▶ **Problem to work on**:
Your answer should be an exact copy of all the entries, free of pictures.

▶ **Data for analysis**:
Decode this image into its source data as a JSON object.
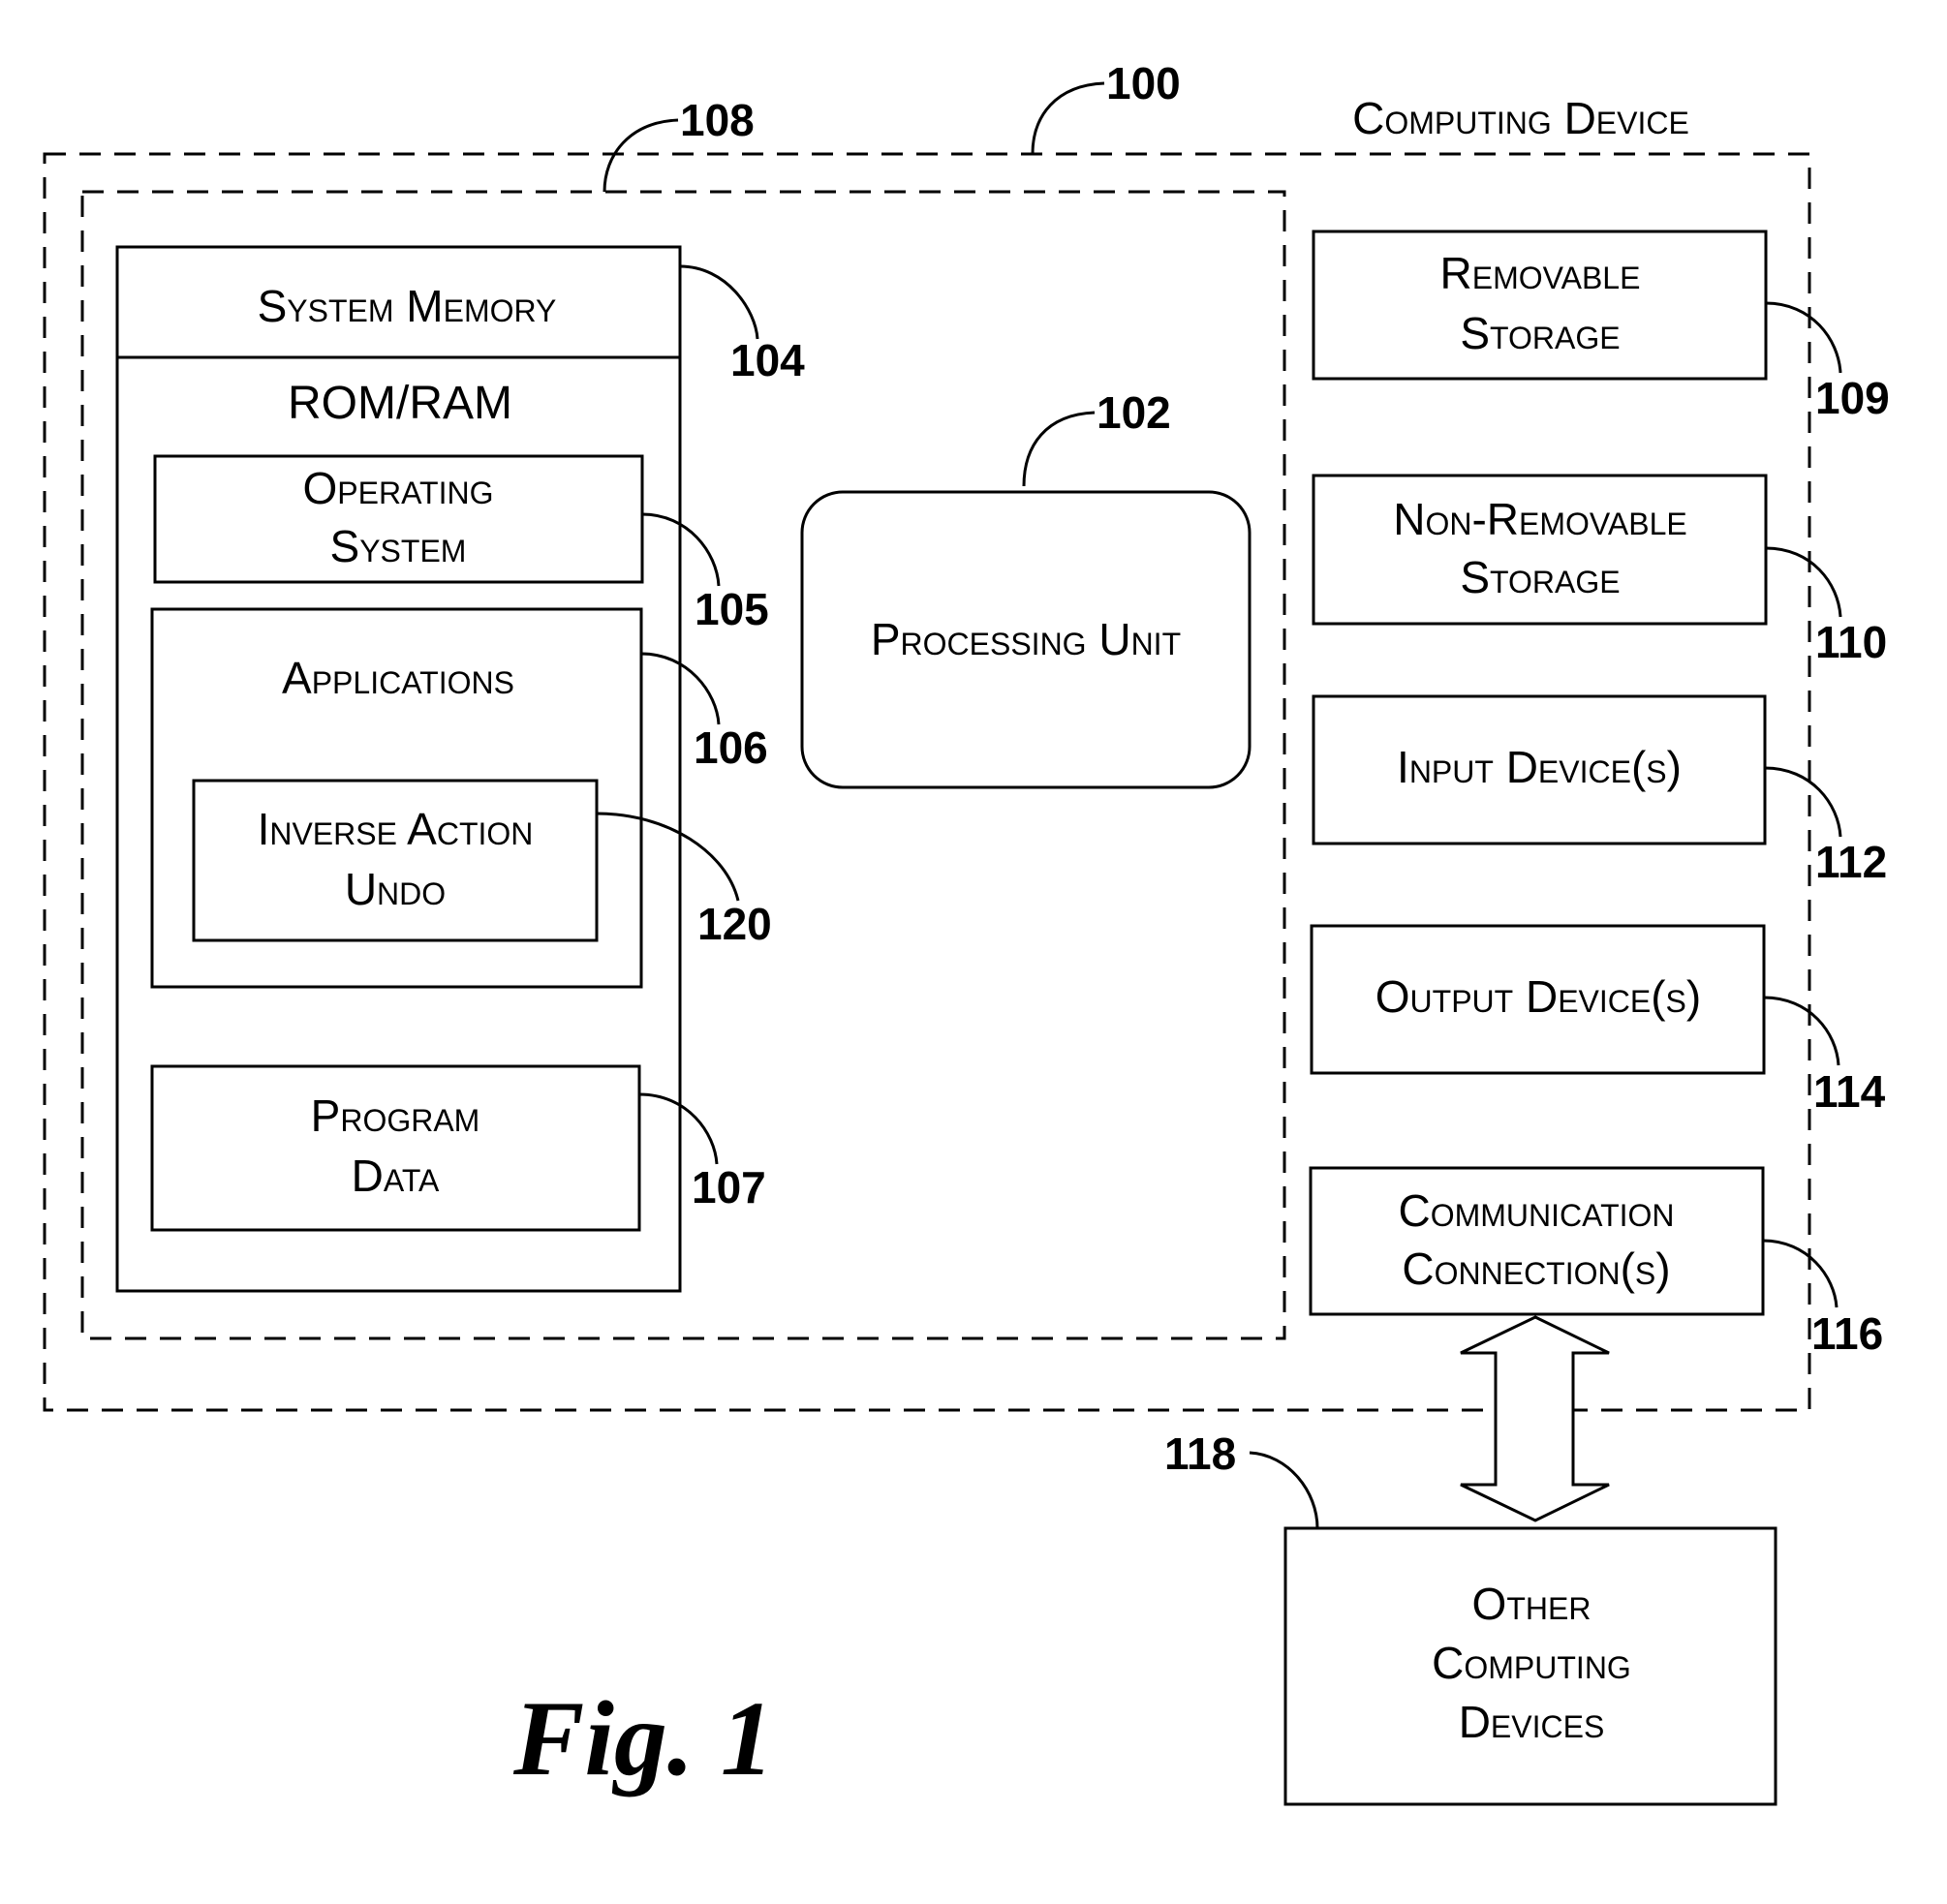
{
  "title": "Computing Device",
  "figure_caption": "Fig. 1",
  "refs": {
    "computing_device": "100",
    "processing_unit": "102",
    "system_memory": "104",
    "operating_system": "105",
    "applications": "106",
    "program_data": "107",
    "core_group": "108",
    "removable_storage": "109",
    "non_removable_storage": "110",
    "input_devices": "112",
    "output_devices": "114",
    "communication_connections": "116",
    "other_computing_devices": "118",
    "inverse_action_undo": "120"
  },
  "labels": {
    "system_memory": "System Memory",
    "rom_ram": "ROM/RAM",
    "operating_system": [
      "Operating",
      "System"
    ],
    "applications": "Applications",
    "inverse_action_undo": [
      "Inverse Action",
      "Undo"
    ],
    "program_data": [
      "Program",
      "Data"
    ],
    "processing_unit": "Processing Unit",
    "removable_storage": [
      "Removable",
      "Storage"
    ],
    "non_removable_storage": [
      "Non-Removable",
      "Storage"
    ],
    "input_devices": "Input Device(s)",
    "output_devices": "Output Device(s)",
    "communication_connections": [
      "Communication",
      "Connection(s)"
    ],
    "other_computing_devices": [
      "Other",
      "Computing",
      "Devices"
    ]
  }
}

▶ **Answer to this problem**:
Decode this image into its source data as a JSON object.
{
  "title": "Computing Device",
  "figure_caption": "Fig. 1",
  "refs": {
    "computing_device": "100",
    "processing_unit": "102",
    "system_memory": "104",
    "operating_system": "105",
    "applications": "106",
    "program_data": "107",
    "core_group": "108",
    "removable_storage": "109",
    "non_removable_storage": "110",
    "input_devices": "112",
    "output_devices": "114",
    "communication_connections": "116",
    "other_computing_devices": "118",
    "inverse_action_undo": "120"
  },
  "labels": {
    "system_memory": "System Memory",
    "rom_ram": "ROM/RAM",
    "operating_system": [
      "Operating",
      "System"
    ],
    "applications": "Applications",
    "inverse_action_undo": [
      "Inverse Action",
      "Undo"
    ],
    "program_data": [
      "Program",
      "Data"
    ],
    "processing_unit": "Processing Unit",
    "removable_storage": [
      "Removable",
      "Storage"
    ],
    "non_removable_storage": [
      "Non-Removable",
      "Storage"
    ],
    "input_devices": "Input Device(s)",
    "output_devices": "Output Device(s)",
    "communication_connections": [
      "Communication",
      "Connection(s)"
    ],
    "other_computing_devices": [
      "Other",
      "Computing",
      "Devices"
    ]
  }
}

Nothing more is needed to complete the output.